The Prisoner #1. Titan Comics. Written by Peter Milligan. Art by Colin Lorimer. Colours by Joana Lafluente.

Under the cut: reviews of Batgirl, Darth Vader, Detective Comics, and Dungeons & Dragons: Evil at Baldur's Gate.

May 6, 2018

Star Trek: The Next Generation: "Preemptive Strike"

It is 16 May 1994, and time for the penultimate episode of Star Trek: The Next Generation.

Lieutenant Ro Laren (Michelle Forbes) returns to the USS Enterprise to undertake an espionage mission deep inside the Federation-Cardassian demilitarized zone. Making contact with the Maquis rebellion, she is tasked with ingratiating herself into the terrorist cell and taking it down from within. Once embedded, however, she finds her sympathies may not lie with Starfleet after all.

Star Trek: The Next Generation's penultimate episode acts as a victory lap for Michelle Forbes' popular and combative Ensign Ro - now promoted for her final appearance. Introduced as a semi-regular character at the beginning of Season 5 to contrast with the likes of Troi and Crusher, she was popular with both audiences and the production team - so much so that spin-off series Star Trek: Deep Space Nine was partially developed with Ensign Ro in mind (Forbes turned down the offer of a regular role, and it was rewritten as Major Kira Nerys).

May 3, 2018

The Pull List: 18 April 2018, Part 4

Aisha is a Muslim engaged to a non-Muslim named Tom. After moving in with Tom's bigoted mother Leslie, Aisha has started to hallucinate ghostly apparitions around the apartment building.

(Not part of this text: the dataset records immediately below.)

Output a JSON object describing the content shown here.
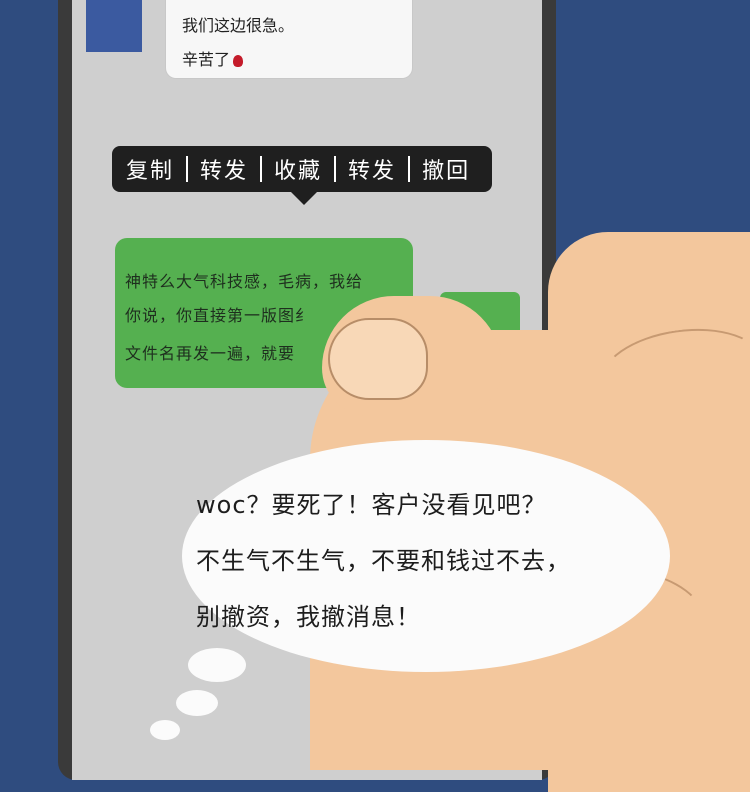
{
  "top_chat": {
    "line1": "我们这边很急。",
    "line2": "辛苦了"
  },
  "context_menu": {
    "items": [
      "复制",
      "转发",
      "收藏",
      "转发",
      "撤回"
    ]
  },
  "green_message": {
    "line1": "神特么大气科技感，毛病，我给",
    "line2": "你说，你直接第一版图纟",
    "line3": "文件名再发一遍，就要"
  },
  "thought": {
    "line1": "woc？要死了！客户没看见吧？",
    "line2": "不生气不生气，不要和钱过不去，",
    "line3": "别撤资，我撤消息！"
  },
  "colors": {
    "background": "#2f4c7f",
    "bubble_green": "#55b050",
    "menu_bg": "#1f1f1f",
    "skin": "#f3c79d"
  },
  "icons": {
    "rose": "rose-emoji-icon"
  }
}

Trying to convince herself it is all a side effect of her medication, Aisha makes the attempt to push through - but it is soon apparent that the hauntings are both real and dangerous.

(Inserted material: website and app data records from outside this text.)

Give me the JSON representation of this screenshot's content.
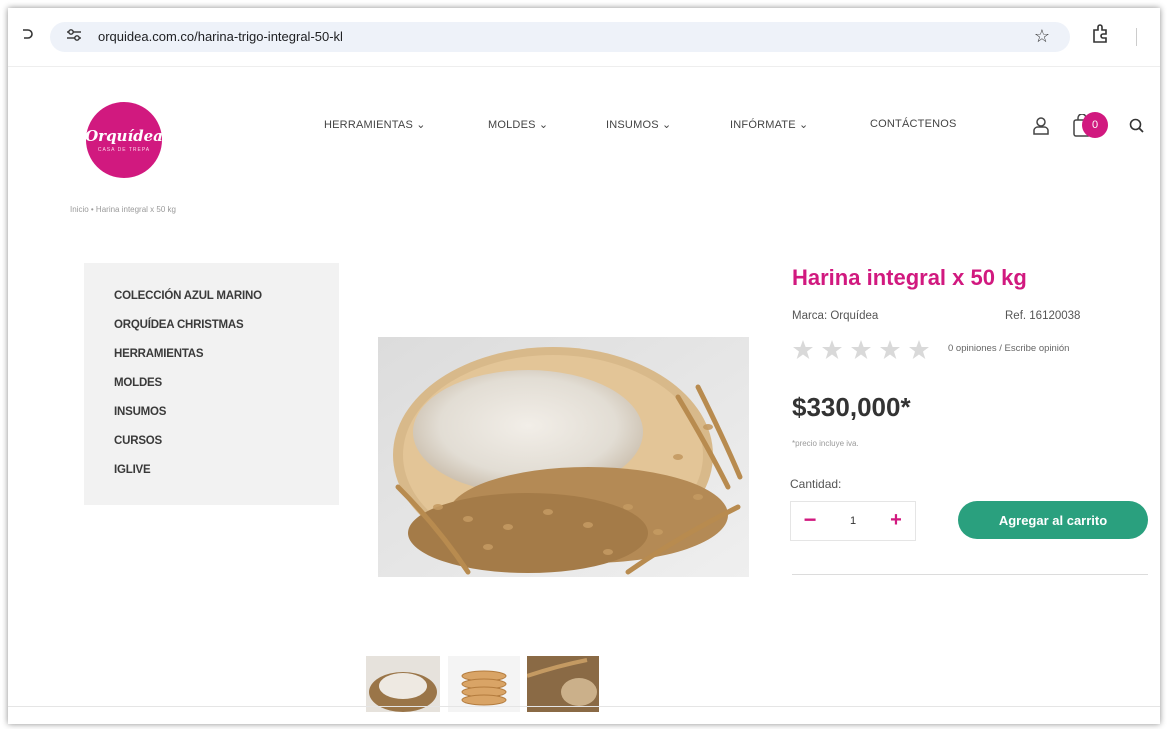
{
  "browser": {
    "url": "orquidea.com.co/harina-trigo-integral-50-kl"
  },
  "logo": {
    "text": "Orquídea",
    "subtitle": "CASA DE TREPA",
    "color": "#d1197f"
  },
  "nav": {
    "items": [
      {
        "label": "HERRAMIENTAS ⌄"
      },
      {
        "label": "MOLDES ⌄"
      },
      {
        "label": "INSUMOS ⌄"
      },
      {
        "label": "INFÓRMATE ⌄"
      },
      {
        "label": "CONTÁCTENOS"
      }
    ],
    "cart_count": "0"
  },
  "breadcrumb": {
    "text": "Inicio  •  Harina integral x 50 kg"
  },
  "sidebar": {
    "items": [
      {
        "label": "COLECCIÓN AZUL MARINO"
      },
      {
        "label": "ORQUÍDEA CHRISTMAS"
      },
      {
        "label": "HERRAMIENTAS"
      },
      {
        "label": "MOLDES"
      },
      {
        "label": "INSUMOS"
      },
      {
        "label": "CURSOS"
      },
      {
        "label": "IGLIVE"
      }
    ]
  },
  "product": {
    "title": "Harina integral x 50 kg",
    "brand": "Marca: Orquídea",
    "ref": "Ref. 16120038",
    "rating": 0,
    "reviews": "0 opiniones / Escribe opinión",
    "price": "$330,000*",
    "price_note": "*precio incluye iva.",
    "quantity_label": "Cantidad:",
    "quantity": "1",
    "add_to_cart": "Agregar al carrito"
  },
  "colors": {
    "accent": "#d1197f",
    "button": "#2aa07e"
  }
}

Infidel's second issue further cements it as a top-notch work of horror, using its supernatural conventions to play with issues of religion, Islamophobia, multi-culturalism, and racism. Pornsak Pichetshote's script is well plotted and nicely creepy, while incisively hitting the sub-texts in a provocative and efficient manner. Aaron Campbell's artwork has a nicely realistic style that emphasises the horror elements brilliantly. Jose Villarrubia's colours have a clear strategy and structure to them, and that enhances the horror still further.

I think comic books are a comparatively difficult medium in which to express the horror genre, but Infidel manages it so well. Now that we are two issues in, it seems safe to name it one of the year's strongest American comic books. If you're a horror enthusiast you need to check it out. (5/5)

Infidel #2. Image. Written by Pornsak Pichetshote. Art by Aaron Campbell. Colours by Jose Villarrubia.

Under the cut: reviews of Aquaman, Batwoman, Deadman, Punk's Not Dead, and Sonic the Hedgehog.

May 1, 2018

The Angriest: April 2018 in review

A set of comic book reviews for 21 March (link), headlined by Stan Sakai's new miniseries Usagi Yojimbo: The Hidden, was far and away the most popular blog post on the Angriest this past month. Other popular posts included reviews of episodes of Outlander (link) and Star Trek: Voyager (link).

Over at FictionMachine, the most popular reviews were understandably of new releases Avengers: Infinity War (link) and The Guernsey Literary and Potato Peel Pie Society (link).

In April 2018 I blogged an obituary, an interview, reviews of 10 films in new release or at festivals, 13 reviews of older films, seven TV episode reviews, and mini-reviews of 55 comic books. A full index of posts for the month are included below the cut.

Star Trek: Voyager: "Deadlock"

It is 18 March 1996, and time for another episode of Star Trek: Voyager.

To avoid approaching a Vidiian colony, Voyager tracks through a nearby nebula only to be bombarded by subspace turbulence and unexplained proton bursts. The ships is catastrophically damaged with extended loss of life - including Ensign Harry Kim (Garrett Wang) - and unless the mysterious bombardments can be blocked, the entire ship will be destroyed.

"Deadlock" is the most dramatic episode of Star Trek: Voyager yet. It is packed with action, crises, character deaths, and the sort of batty pop science that is the franchise's stock-in-trade. The opening act may be one big 'gotcha' at the audience, but it's a surprise that they hold out for an impressively long amount of time. A few weeks ago I pointed to "Meld" as the best episode of the series to date; "Deadlock" is better.